. . . The other way that the Marine Corps was helpful to me, early in my time in baseball, was for credibility — as odd as that sounds. Without having a background in baseball, people look at you — and you’re a lawyer — and they could have some skepticism about that, but as a former Marine, it’s like — it wasn’t as if I was a former player or someone that had direct association to the game, but it was still something that people respected.

That pretty much sums up my experience with being a lawyer in the world at large. The skill set is actually pretty useful, but you have basically no credibility with anyone outside of the legal profession. Negative credibility in some cases, given the reputation of lawyers, but you're mostly just met with the feeling that you're some oddity whose substantive knowledge about anything is shallow and fleeting. I'm certain that Alderson's legal background is ten times more useful to him as a baseball executive on a day to day basis than his Marine background, but it really doesn't matter. Marines are trustworthy and tough and hardworking, and that's the kind of thing that matters to people.

We lawyers have basically screwed ourselves over the past couple of centuries, using our access, money, power, and gatekeeping traits as our societal calling cards instead of our analytical ones. As a result, no matter how useful legal training and experience can be in any number of fields and pursuits, we're never going to amount to jack in most people's minds.

Nor should we, really, based on our track record.


Pete Toms said...

check the link

Craig Calcaterra said...

Thanks Pete. Fixed now.

Man, that's like 4 brain farts just this morning. I need to go back to bed, wake up again, and start over.

Osmodious said...

I find it sad that people who are analytical and intelligent are looked upon with suspicion. I'm not saying that they have to be fawned over or anything like that, but a little respect would be nice.

When you are paid to be an analyst, and you are an expert on a specific topic, it would be really nice to actually have people listen to you once in a while. It's very frustrating having to defend everything and argue points to 'prove' certain things when you were asked for your opinion in the first place.
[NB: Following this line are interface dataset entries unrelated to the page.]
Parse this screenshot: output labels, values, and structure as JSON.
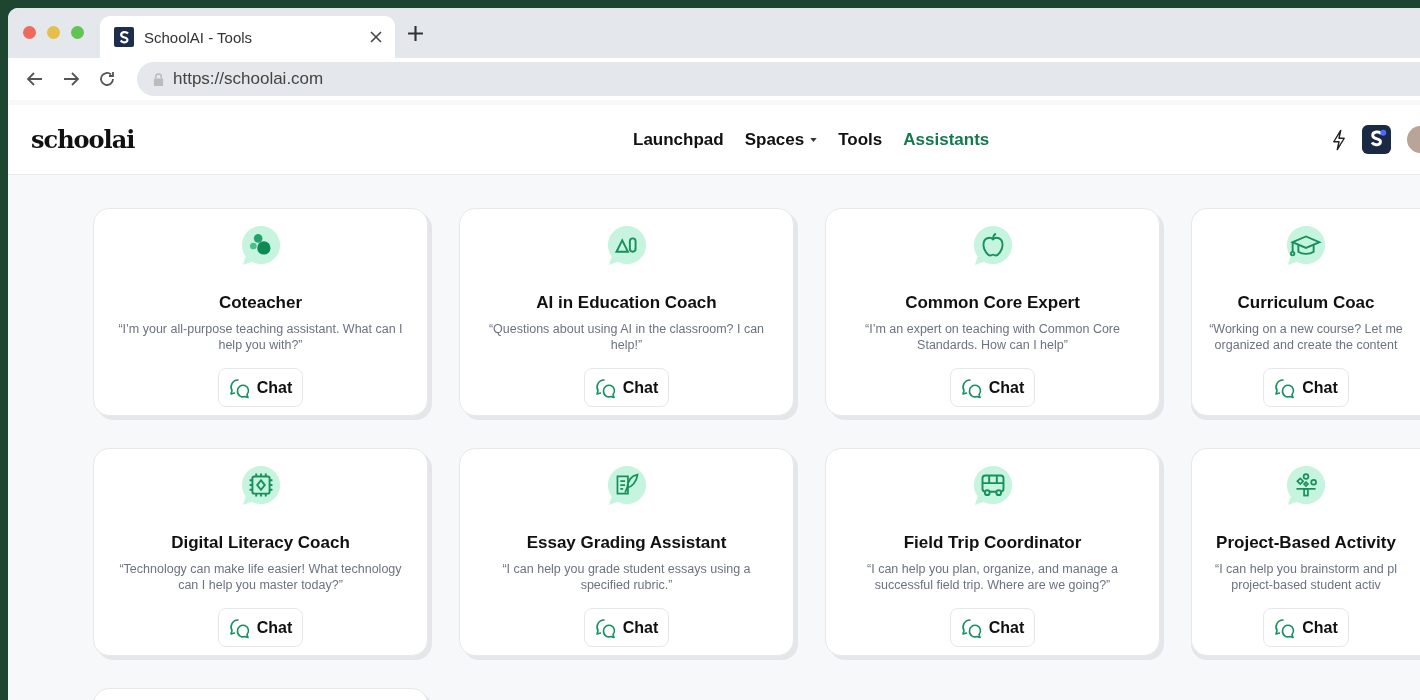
{
  "browser": {
    "tab_title": "SchoolAI - Tools",
    "url": "https://schoolai.com"
  },
  "app": {
    "logo": "schoolai",
    "nav": [
      {
        "label": "Launchpad",
        "selected": false,
        "dropdown": false
      },
      {
        "label": "Spaces",
        "selected": false,
        "dropdown": true
      },
      {
        "label": "Tools",
        "selected": false,
        "dropdown": false
      },
      {
        "label": "Assistants",
        "selected": true,
        "dropdown": false
      }
    ]
  },
  "assistants": [
    {
      "kind": "dots",
      "name": "Coteacher",
      "description": "“I’m your all-purpose teaching assistant. What can I help you with?”",
      "button": "Chat"
    },
    {
      "kind": "shapes",
      "name": "AI in Education Coach",
      "description": "“Questions about using AI in the classroom? I can help!”",
      "button": "Chat"
    },
    {
      "kind": "apple",
      "name": "Common Core Expert",
      "description": "“I’m an expert on teaching with Common Core Standards. How can I help”",
      "button": "Chat"
    },
    {
      "kind": "cap",
      "name": "Curriculum Coac",
      "description": "“Working on a new course? Let me organized and create the content",
      "button": "Chat"
    },
    {
      "kind": "chip",
      "name": "Digital Literacy Coach",
      "description": "“Technology can make life easier! What technology can I help you master today?”",
      "button": "Chat"
    },
    {
      "kind": "quill",
      "name": "Essay Grading Assistant",
      "description": "“I can help you grade student essays using a specified rubric.”",
      "button": "Chat"
    },
    {
      "kind": "bus",
      "name": "Field Trip Coordinator",
      "description": "“I can help you plan, organize, and manage a successful field trip. Where are we going?”",
      "button": "Chat"
    },
    {
      "kind": "tree",
      "name": "Project-Based Activity",
      "description": "“I can help you brainstorm and pl project-based student activ",
      "button": "Chat"
    }
  ]
}
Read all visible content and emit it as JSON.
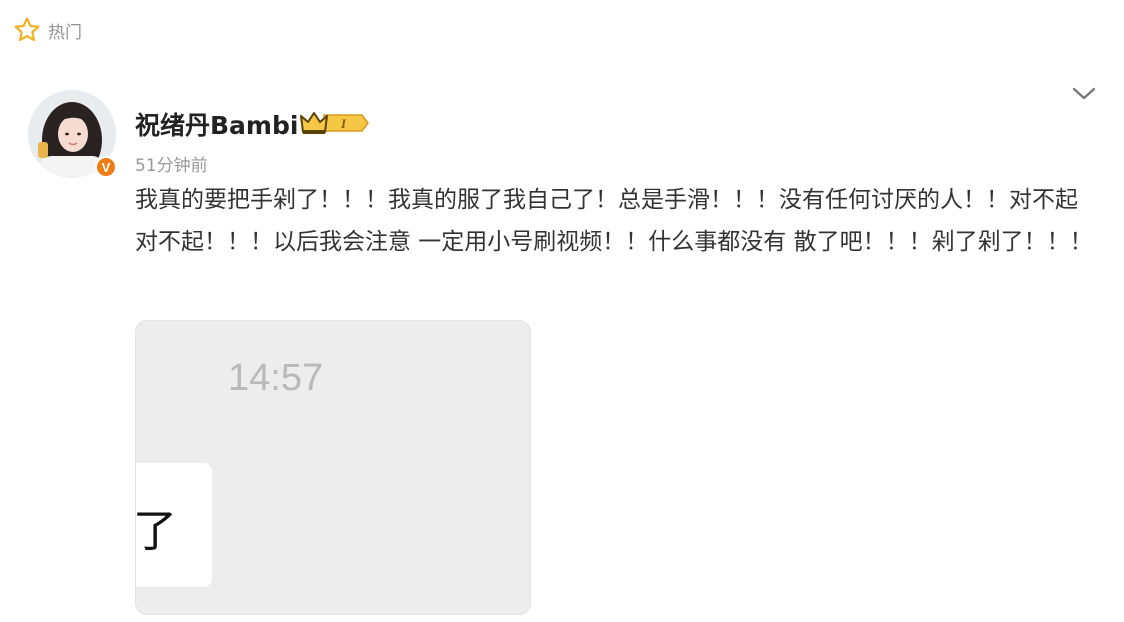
{
  "section": {
    "label": "热门",
    "icon": "star-outline-icon",
    "color": "#f0b429"
  },
  "post": {
    "author": {
      "name": "祝绪丹Bambi",
      "verified_badge_icon": "verified-v-icon",
      "vip_badge_icon": "crown-vip-level-icon",
      "vip_level": "I",
      "badge_color": "#f07c14"
    },
    "time": "51分钟前",
    "text": "我真的要把手剁了！！！我真的服了我自己了！总是手滑！！！没有任何讨厌的人！！对不起对不起！！！以后我会注意 一定用小号刷视频！！什么事都没有 散了吧！！！剁了剁了！！！",
    "menu_icon": "chevron-down-icon",
    "media": {
      "clock": "14:57",
      "bubble_char": "了"
    }
  }
}
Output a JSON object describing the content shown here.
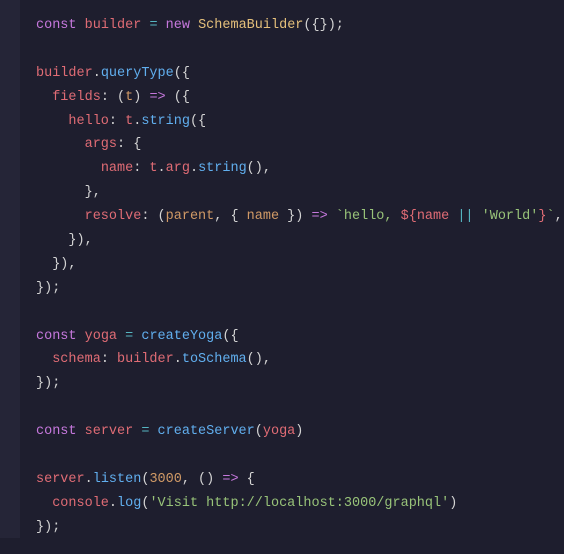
{
  "code": {
    "l1_const": "const",
    "l1_builder": "builder",
    "l1_eq": " = ",
    "l1_new": "new",
    "l1_class": "SchemaBuilder",
    "l1_rest": "({});",
    "l3_builder": "builder",
    "l3_dot": ".",
    "l3_method": "queryType",
    "l3_rest": "({",
    "l4_prop": "fields",
    "l4_colon": ": (",
    "l4_param": "t",
    "l4_rest1": ") ",
    "l4_arrow": "=>",
    "l4_rest2": " ({",
    "l5_prop": "hello",
    "l5_colon": ": ",
    "l5_t": "t",
    "l5_dot": ".",
    "l5_method": "string",
    "l5_rest": "({",
    "l6_prop": "args",
    "l6_rest": ": {",
    "l7_prop": "name",
    "l7_colon": ": ",
    "l7_t": "t",
    "l7_dot1": ".",
    "l7_arg": "arg",
    "l7_dot2": ".",
    "l7_method": "string",
    "l7_rest": "(),",
    "l8": "},",
    "l9_prop": "resolve",
    "l9_colon": ": (",
    "l9_parent": "parent",
    "l9_comma": ", { ",
    "l9_name": "name",
    "l9_close": " }) ",
    "l9_arrow": "=>",
    "l9_space": " ",
    "l9_tick1": "`",
    "l9_str1": "hello, ",
    "l9_interp_open": "${",
    "l9_interp_name": "name",
    "l9_or": " || ",
    "l9_world": "'World'",
    "l9_interp_close": "}",
    "l9_tick2": "`",
    "l9_comma2": ",",
    "l10": "}),",
    "l11": "}),",
    "l12": "});",
    "l14_const": "const",
    "l14_yoga": "yoga",
    "l14_eq": " = ",
    "l14_fn": "createYoga",
    "l14_rest": "({",
    "l15_prop": "schema",
    "l15_colon": ": ",
    "l15_builder": "builder",
    "l15_dot": ".",
    "l15_method": "toSchema",
    "l15_rest": "(),",
    "l16": "});",
    "l18_const": "const",
    "l18_server": "server",
    "l18_eq": " = ",
    "l18_fn": "createServer",
    "l18_open": "(",
    "l18_yoga": "yoga",
    "l18_close": ")",
    "l20_server": "server",
    "l20_dot": ".",
    "l20_method": "listen",
    "l20_open": "(",
    "l20_port": "3000",
    "l20_comma": ", () ",
    "l20_arrow": "=>",
    "l20_rest": " {",
    "l21_console": "console",
    "l21_dot": ".",
    "l21_log": "log",
    "l21_open": "(",
    "l21_str": "'Visit http://localhost:3000/graphql'",
    "l21_close": ")",
    "l22": "});"
  }
}
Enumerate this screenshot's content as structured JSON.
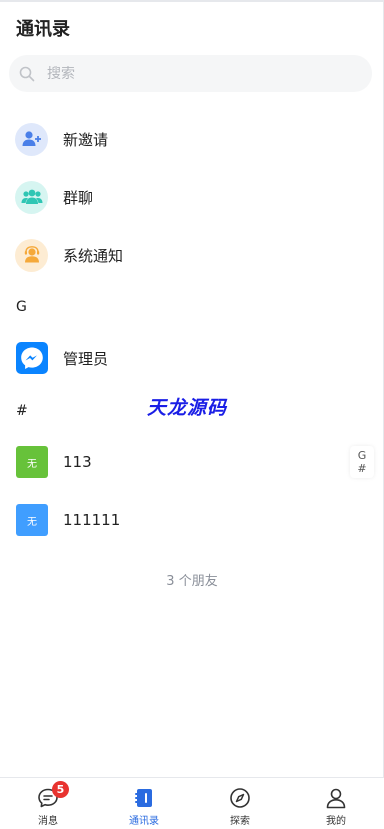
{
  "header": {
    "title": "通讯录"
  },
  "search": {
    "placeholder": "搜索",
    "icon": "search-icon"
  },
  "special_items": [
    {
      "label": "新邀请",
      "icon": "add-user-icon",
      "color": "#4a7fe8"
    },
    {
      "label": "群聊",
      "icon": "group-icon",
      "color": "#2fc6b4"
    },
    {
      "label": "系统通知",
      "icon": "notification-icon",
      "color": "#f5a93a"
    }
  ],
  "sections": [
    {
      "letter": "G",
      "contacts": [
        {
          "name": "管理员",
          "avatar": "messenger-icon",
          "avatar_color": "#0a84ff"
        }
      ]
    },
    {
      "letter": "#",
      "contacts": [
        {
          "name": "113",
          "avatar_text": "无",
          "avatar_color": "#67c23a"
        },
        {
          "name": "111111",
          "avatar_text": "无",
          "avatar_color": "#409eff"
        }
      ]
    }
  ],
  "watermark": "天龙源码",
  "index_bar": [
    "G",
    "#"
  ],
  "friend_count": "3 个朋友",
  "tabbar": {
    "active": "contacts",
    "tabs": [
      {
        "label": "消息",
        "icon": "message-icon",
        "badge": "5"
      },
      {
        "label": "通讯录",
        "icon": "contacts-icon"
      },
      {
        "label": "探索",
        "icon": "compass-icon"
      },
      {
        "label": "我的",
        "icon": "user-icon"
      }
    ]
  }
}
Angelos said...

I find it sad that people who are analytical and intelligent are looked upon with suspicion.

I think it's the "lawyer" word more than anything else.